 Appellants' contention that by permitting detailed evidence of other accidents in which John Browning had been involved; that Mr. Browning had struck a deputy sheriff several times, and had engaged in several fights, etc., prejudicial suggestions had been placed before the jury "that John was an accident-prone, claims conscious, brawling and unrespectable citizen not deserving any consideration," appears to possess merit.
Had the present case been tried without a jury, it may be that such a contention could be resolved by considering that the legally trained trial judge could and would overlook any incidental and irrelevant references to the plaintiff's character. But such is not the case. Here, a jury, empaneled to try issues of alleged negligence on the part of the defendant, was permitted to listen to a long series of evidential items calculated, intentionally or unintentionally, to provide a somewhat unsavory character picture of the plaintiff John Browning. It is impossible to view this situation in the light of harmless error, and its impact on the members of the jury panel cannot have been negligible.

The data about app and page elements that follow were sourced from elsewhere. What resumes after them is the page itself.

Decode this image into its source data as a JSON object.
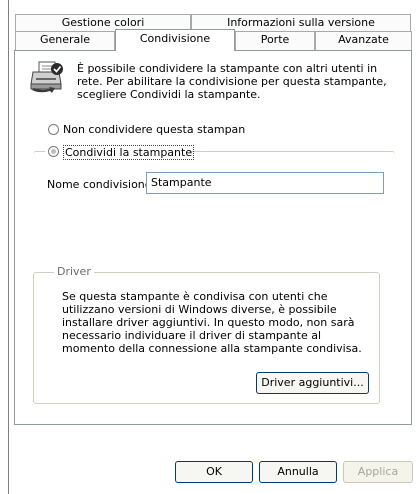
{
  "tabs": {
    "row1": [
      "Gestione colori",
      "Informazioni sulla versione"
    ],
    "row2": [
      "Generale",
      "Condivisione",
      "Porte",
      "Avanzate"
    ]
  },
  "sharing": {
    "info_text": "È possibile condividere la stampante con altri utenti in rete. Per abilitare la condivisione per questa stampante, scegliere Condividi la stampante.",
    "radio_no_share": "Non condividere questa stampan",
    "radio_share": "Condividi la stampante",
    "share_name_label": "Nome condivisione:",
    "share_name_value": "Stampante"
  },
  "driver": {
    "legend": "Driver",
    "text": "Se questa stampante è condivisa con utenti che utilizzano versioni di Windows diverse, è possibile installare driver aggiuntivi. In questo modo, non sarà necessario individuare il driver di stampante al momento della connessione alla stampante condivisa.",
    "button": "Driver aggiuntivi..."
  },
  "buttons": {
    "ok": "OK",
    "cancel": "Annulla",
    "apply": "Applica"
  }
}
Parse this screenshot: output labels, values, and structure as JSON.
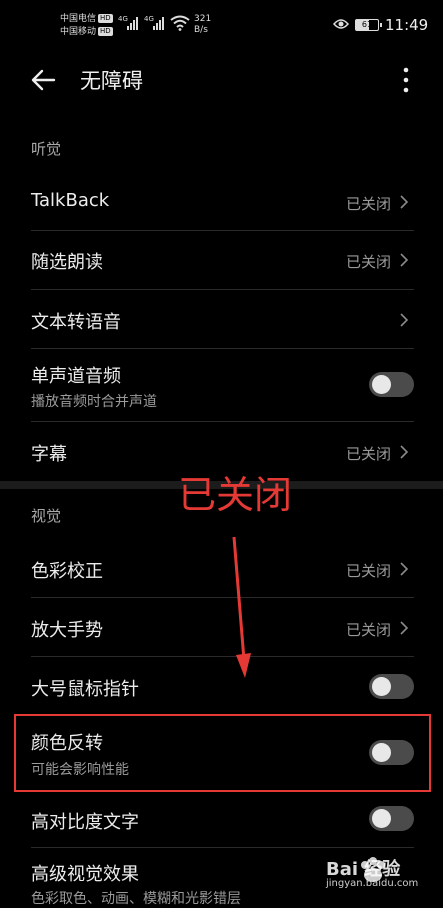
{
  "status_bar": {
    "carrier1": "中国电信",
    "carrier2": "中国移动",
    "hd_badge": "HD",
    "net_type": "4G",
    "speed_value": "321",
    "speed_unit": "B/s",
    "battery": "61",
    "battery_level": 0.61,
    "time": "11:49"
  },
  "app_bar": {
    "title": "无障碍"
  },
  "sections": {
    "hearing": "听觉",
    "vision": "视觉"
  },
  "rows": {
    "talkback": {
      "label": "TalkBack",
      "status": "已关闭"
    },
    "select_to_speak": {
      "label": "随选朗读",
      "status": "已关闭"
    },
    "tts": {
      "label": "文本转语音"
    },
    "mono_audio": {
      "label": "单声道音频",
      "sub": "播放音频时合并声道",
      "on": false
    },
    "captions": {
      "label": "字幕",
      "status": "已关闭"
    },
    "color_correction": {
      "label": "色彩校正",
      "status": "已关闭"
    },
    "magnification": {
      "label": "放大手势",
      "status": "已关闭"
    },
    "large_pointer": {
      "label": "大号鼠标指针",
      "on": false
    },
    "color_inversion": {
      "label": "颜色反转",
      "sub": "可能会影响性能",
      "on": false
    },
    "high_contrast": {
      "label": "高对比度文字",
      "on": false
    },
    "advanced_visual": {
      "label": "高级视觉效果",
      "sub": "色彩取色、动画、模糊和光影错层"
    }
  },
  "annotation": {
    "text": "已关闭",
    "color": "#e53935"
  },
  "watermark": {
    "text": "Bai 经验",
    "url": "jingyan.baidu.com"
  }
}
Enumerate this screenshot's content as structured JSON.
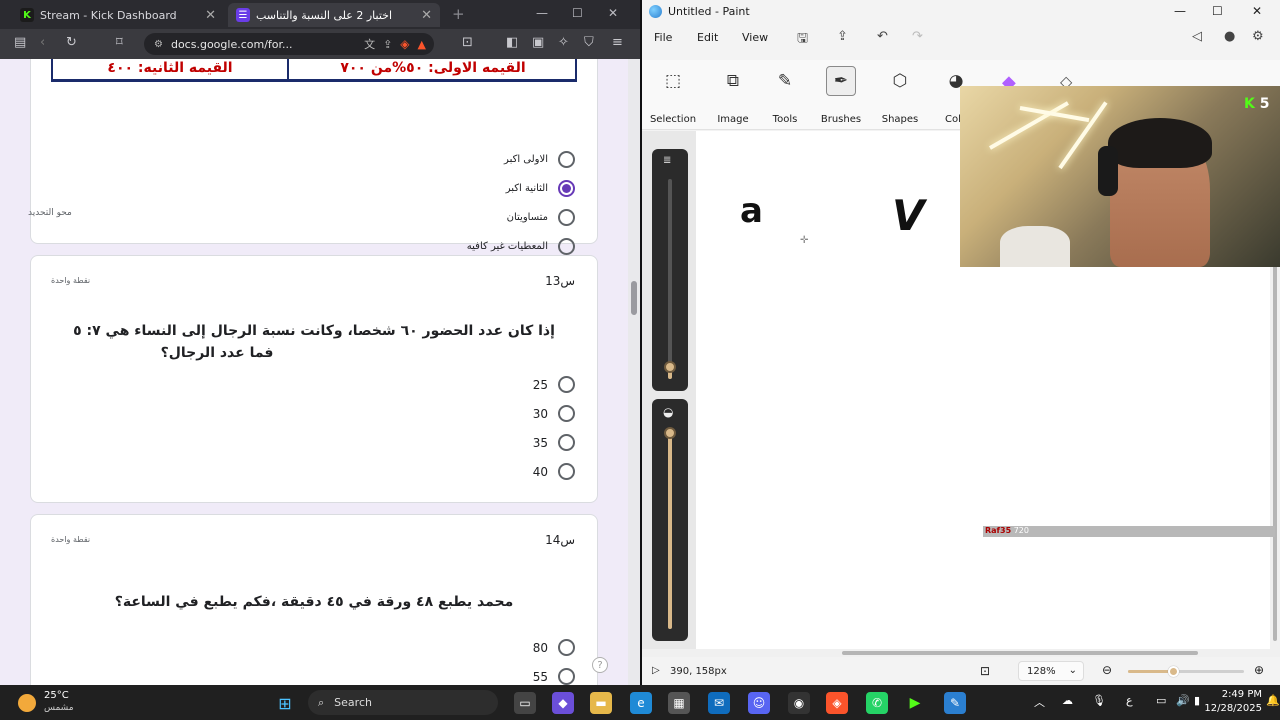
{
  "browser": {
    "tabs": [
      {
        "title": "Stream - Kick Dashboard",
        "icon": "kick-icon"
      },
      {
        "title": "اختبار 2 على النسبة والتناسب",
        "icon": "forms-icon"
      }
    ],
    "url": "docs.google.com/for...",
    "brave_badge": "3"
  },
  "form": {
    "top_card": {
      "image_cell_left": "القيمه الثانيه: ٤٠٠",
      "image_cell_right": "القيمه الاولى: ٥٠%من ٧٠٠",
      "options": [
        "الاولى اكبر",
        "الثانية اكبر",
        "متساويتان",
        "المعطيات غير كافيه"
      ],
      "selected_index": 1,
      "clear_label": "محو التحديد"
    },
    "q13": {
      "number": "س13",
      "points": "نقطة واحدة",
      "text_line1": "إذا كان عدد الحضور ٦٠ شخصا، وكانت نسبة الرجال إلى النساء هي ٧: ٥",
      "text_line2": "فما عدد الرجال؟",
      "options": [
        "25",
        "30",
        "35",
        "40"
      ]
    },
    "q14": {
      "number": "س14",
      "points": "نقطة واحدة",
      "text": "محمد يطبع ٤٨ ورقة في ٤٥ دقيقة ،فكم يطبع في الساعة؟",
      "options": [
        "80",
        "55"
      ]
    }
  },
  "paint": {
    "title": "Untitled - Paint",
    "menus": [
      "File",
      "Edit",
      "View"
    ],
    "ribbon": [
      "Selection",
      "Image",
      "Tools",
      "Brushes",
      "Shapes",
      "Colo"
    ],
    "active_tool": "Brushes",
    "canvas_glyphs": [
      "a",
      "V"
    ],
    "cursor_position": "390, 158px",
    "zoom": "128%",
    "zoom_fraction": 0.4
  },
  "overlay": {
    "kick_count": "5",
    "watermark_name": "Raf35",
    "watermark_value": "720"
  },
  "taskbar": {
    "weather_temp": "25°C",
    "weather_desc": "مشمس",
    "search_label": "Search",
    "time": "2:49 PM",
    "date": "12/28/2025",
    "lang": "ع"
  }
}
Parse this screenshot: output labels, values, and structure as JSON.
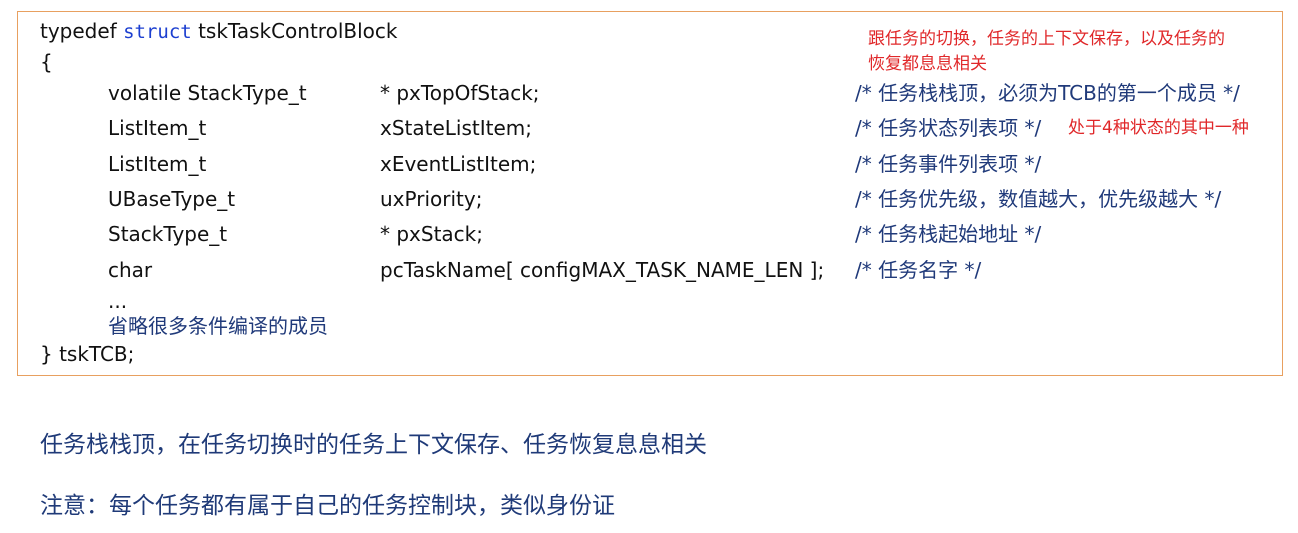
{
  "code": {
    "typedef_prefix": "typedef ",
    "keyword": "struct",
    "struct_name": " tskTaskControlBlock",
    "open_brace": "{",
    "members": [
      {
        "type": "volatile StackType_t",
        "name": "* pxTopOfStack;",
        "comment": "/* 任务栈栈顶，必须为TCB的第一个成员 */"
      },
      {
        "type": "ListItem_t",
        "name": "xStateListItem;",
        "comment": "/* 任务状态列表项 */"
      },
      {
        "type": "ListItem_t",
        "name": "xEventListItem;",
        "comment": "/* 任务事件列表项 */"
      },
      {
        "type": "UBaseType_t",
        "name": "uxPriority;",
        "comment": "/* 任务优先级，数值越大，优先级越大 */"
      },
      {
        "type": "StackType_t",
        "name": "* pxStack;",
        "comment": "/* 任务栈起始地址 */"
      },
      {
        "type": "char",
        "name": "pcTaskName[ configMAX_TASK_NAME_LEN ];",
        "comment": "/* 任务名字 */"
      }
    ],
    "ellipsis": "...",
    "omitted_note": "省略很多条件编译的成员",
    "close_line": "} tskTCB;"
  },
  "annotations": {
    "switch_note_line1": "跟任务的切换，任务的上下文保存，以及任务的",
    "switch_note_line2": "恢复都息息相关",
    "state_note": "处于4种状态的其中一种"
  },
  "notes": {
    "line1": "任务栈栈顶，在任务切换时的任务上下文保存、任务恢复息息相关",
    "line2": "注意：每个任务都有属于自己的任务控制块，类似身份证"
  },
  "colors": {
    "border": "#e8a060",
    "keyword": "#1c3fd0",
    "comment": "#203a7a",
    "annotation": "#e0282a"
  }
}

It is conceded by the appellants that evidence of other injuries sustained by a plaintiff may in a proper case be admissible in respect to the matter of damages. But the present record, viewed in its entirety, goes very much further than this, and provides not one, but many instances interspersed throughout the trial, which might lead the jury to believe that plaintiff's "accident-prone, claim conscious, brawling" character was a decisive factor in the case, or at least create a strong prejudice against him. Such a situation is one in which an appellate court should give relief.
The present case is not unlike Lowenthal v. Mortimer, 125 Cal.App.2d 636, 638 [ 270 P.2d 942], where plaintiff was cross-examined about some 15 other lawsuits and accidents. Although an objection was sustained and the jury instructed to disregard the matter, the reviewing court said: "Nevertheless the jury heard the foregoing, and it undoubtedly added cumulatively to the hostility ordinarily felt against one who constantly required services of a court of law for the adjustment of life's problems. The cross-examiner must not inject insinuations into the case for the purpose of appealing to prejudices, or go outside of the issues of the case."
Plaintiffs are clearly entitled to a trial free from such dangerous implications. Respondent's assertions that any objection to the introduction of such evidence had been waived, is untenable. In view of the foregoing determination that appellants are entitled to a new trial, it becomes unnecessary to discuss the further points raised in appellants' briefs.
The judgment is reversed and the cause remanded for a new trial.
White, P.J., and Fourt, J., concurred.